As well, I continue to sing with the Voices in Motion choir led by Dr. Debra Sheets. Although Isabel is no longer able to participate, we did take her to our Voices in Motion concert in December 2021. That was her last outing, as she is now too weak to ride in a passenger car.

I am so glad we did what we did, when we did. It’s true the world doesn't end when you have Alzheimer’s – but it does become more challenging.I

You can make a difference

Across Canada, hundreds of thousands of people living with dementia and their care partners, like Isabel and Michael, are facing the unique challenges brought on by Alzheimer’s disease and other dementias – challenges that were intensified by the COVID-19 pandemic.

What’s more, new research is telling us dementia will continue to be a growing issue in Canada. The number of people living with some form of dementia is projected to triple over the next 30 years.
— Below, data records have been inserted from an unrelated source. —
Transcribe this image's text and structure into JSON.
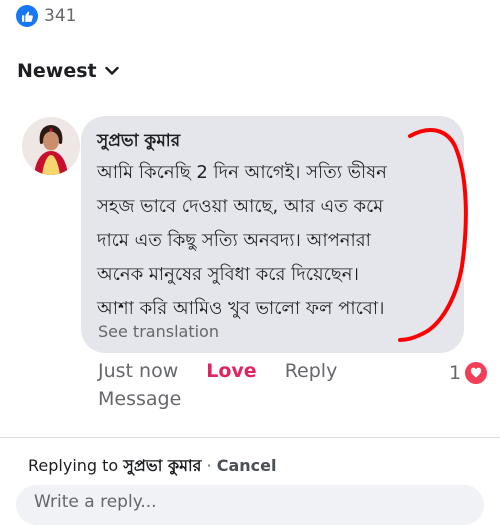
{
  "reactions_summary": {
    "count": "341",
    "icon": "like-icon"
  },
  "sort": {
    "label": "Newest",
    "icon": "chevron-down-icon"
  },
  "comment": {
    "author": "সুপ্রভা কুমার",
    "lines": [
      "আমি কিনেছি 2 দিন আগেই। সত্যি ভীষন",
      "সহজ ভাবে দেওয়া আছে, আর এত কমে",
      "দামে এত কিছু সত্যি অনবদ্য। আপনারা",
      "অনেক মানুষের সুবিধা করে দিয়েছেন।",
      "আশা করি আমিও খুব ভালো ফল পাবো।"
    ],
    "see_translation": "See translation",
    "annotation_color": "#ff0000"
  },
  "actions": {
    "time": "Just now",
    "love": "Love",
    "reply": "Reply",
    "message": "Message",
    "reaction_count": "1",
    "reaction_icon": "love-icon",
    "love_color": "#e0245e"
  },
  "reply_bar": {
    "prefix": "Replying to ",
    "name": "সুপ্রভা কুমার",
    "separator": " · ",
    "cancel": "Cancel"
  },
  "composer": {
    "placeholder": "Write a reply..."
  }
}
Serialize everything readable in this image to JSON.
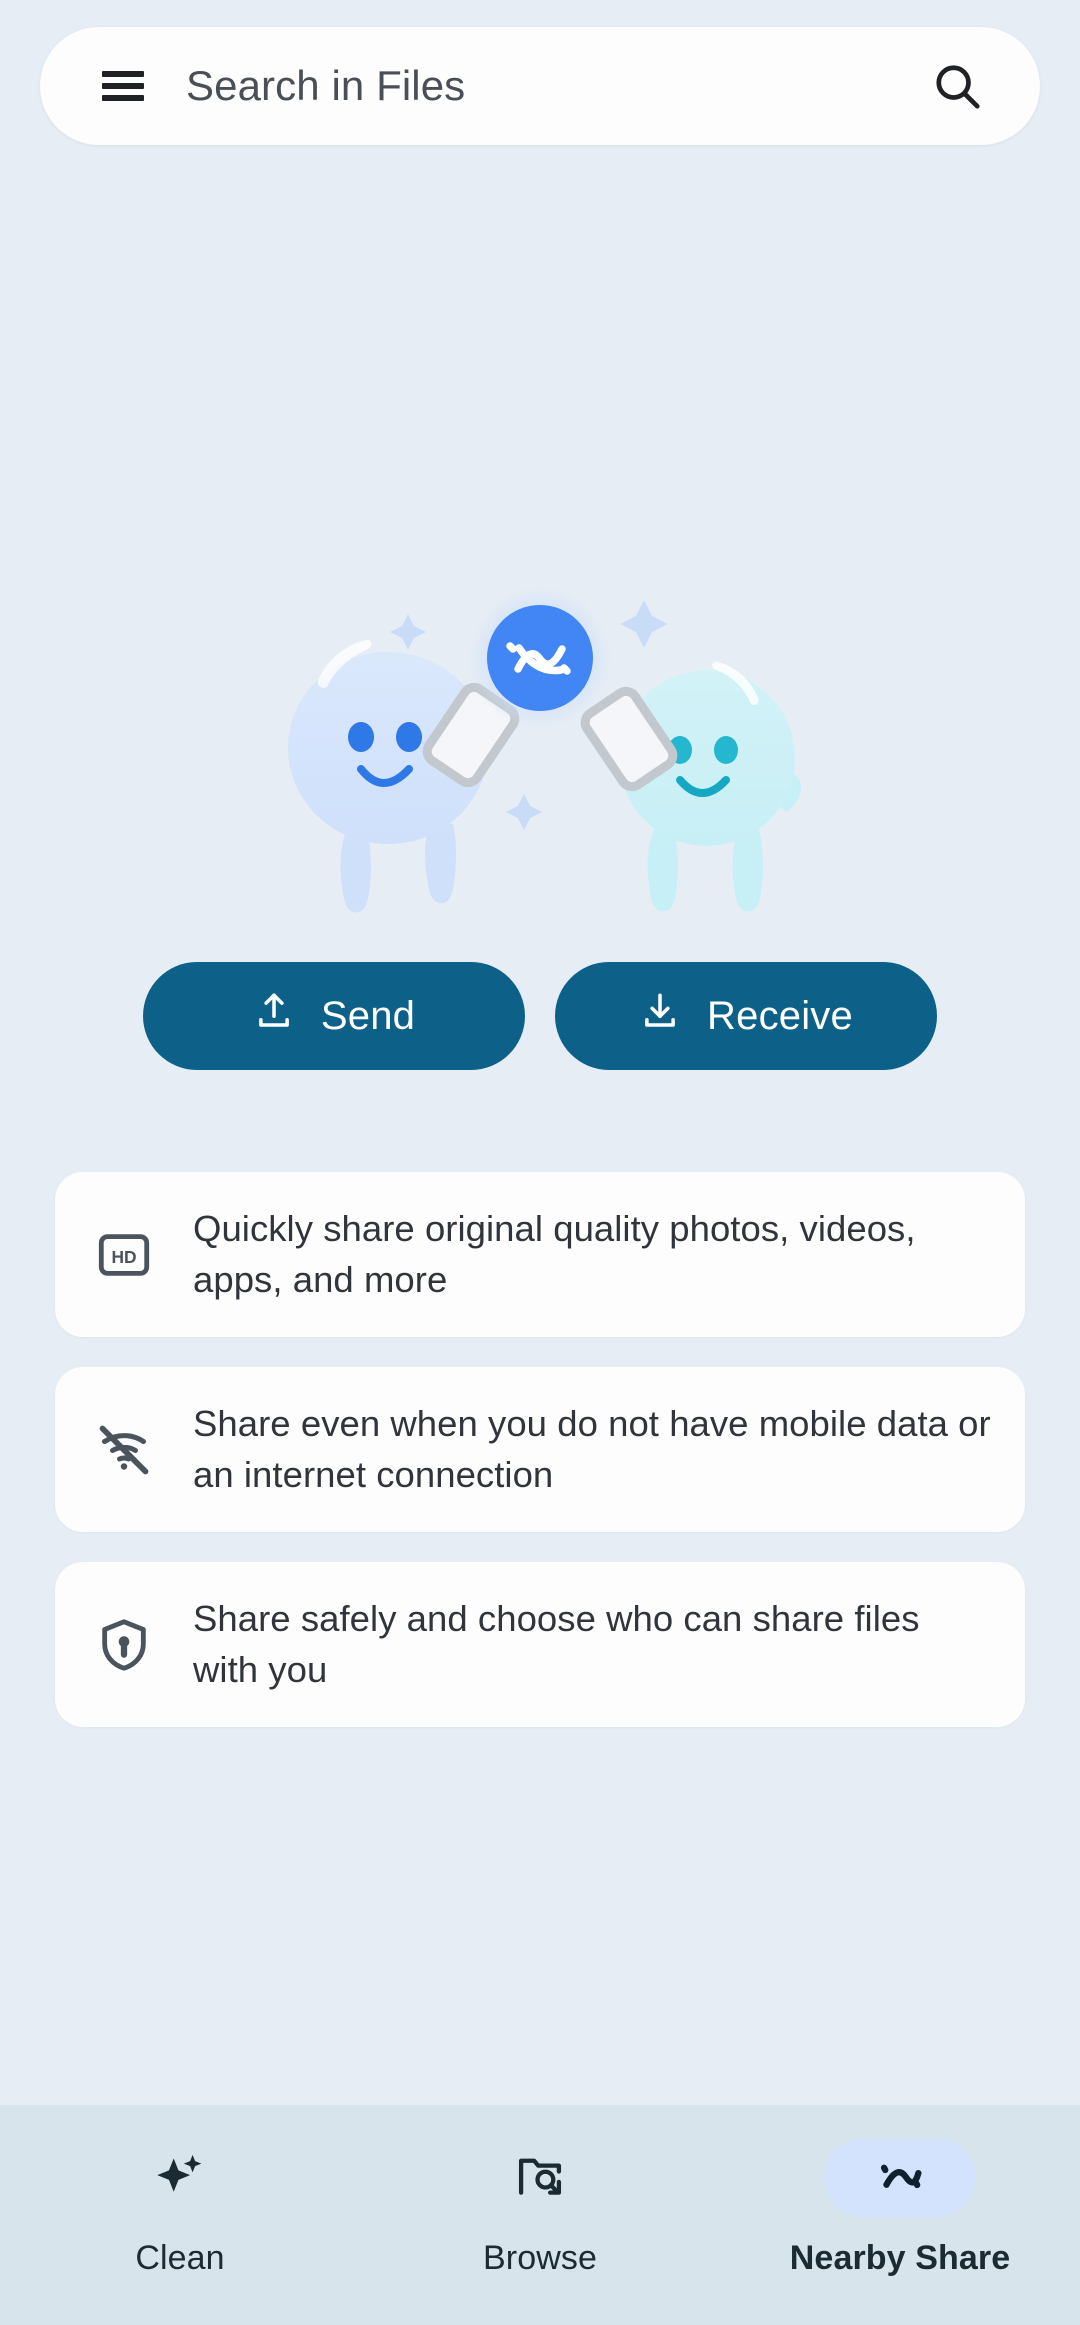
{
  "app": {
    "background_color": "#e7edf4",
    "accent_button_color": "#0d6189",
    "brand_blue": "#4285f4",
    "nav_bar_color": "#d8e4ec",
    "nav_active_pill_color": "#d3e3fd"
  },
  "search": {
    "placeholder": "Search in Files",
    "menu_icon": "hamburger-menu-icon",
    "search_icon": "search-icon"
  },
  "illustration": {
    "name": "nearby-share-blobs-illustration",
    "logo_icon": "nearby-share-logo-icon",
    "left_blob_color": "#d3e3fb",
    "right_blob_color": "#ccf0f5",
    "logo_circle_color": "#4285f4"
  },
  "actions": [
    {
      "label": "Send",
      "icon": "upload-icon",
      "name": "send-button"
    },
    {
      "label": "Receive",
      "icon": "download-icon",
      "name": "receive-button"
    }
  ],
  "info_cards": [
    {
      "icon": "hd-quality-icon",
      "text": "Quickly share original quality photos, videos, apps, and more"
    },
    {
      "icon": "wifi-off-icon",
      "text": "Share even when you do not have mobile data or an internet connection"
    },
    {
      "icon": "shield-lock-icon",
      "text": "Share safely and choose who can share files with you"
    }
  ],
  "bottom_nav": {
    "items": [
      {
        "label": "Clean",
        "icon": "sparkle-icon",
        "active": false
      },
      {
        "label": "Browse",
        "icon": "folder-search-icon",
        "active": false
      },
      {
        "label": "Nearby Share",
        "icon": "nearby-share-icon",
        "active": true
      }
    ]
  }
}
If current trends continue, all regions of the country will see a dramatic increase in the number of people with dementia and the demands placed on care partners.

The path forward is clear: Canada, at all levels of government, needs to improve the quality of care and expand support for people living with dementia now, so that people like Isabel can live as well as possible in their dementia journey.

Landmark Study 1 - Navigating the Path Forward for Dementia in Canada

Recognizing the specific needs of people living with dementia; providing social supports to care partners; and growing our capacity for dementia-specialized home, community and long-term care – these improvements, along with other recommendations, can change the future of dementia in Canada.

Read about these recommendations and more from our latest report, Navigating the Path Forward for Dementia in Canada: The Landmark Study Report #1.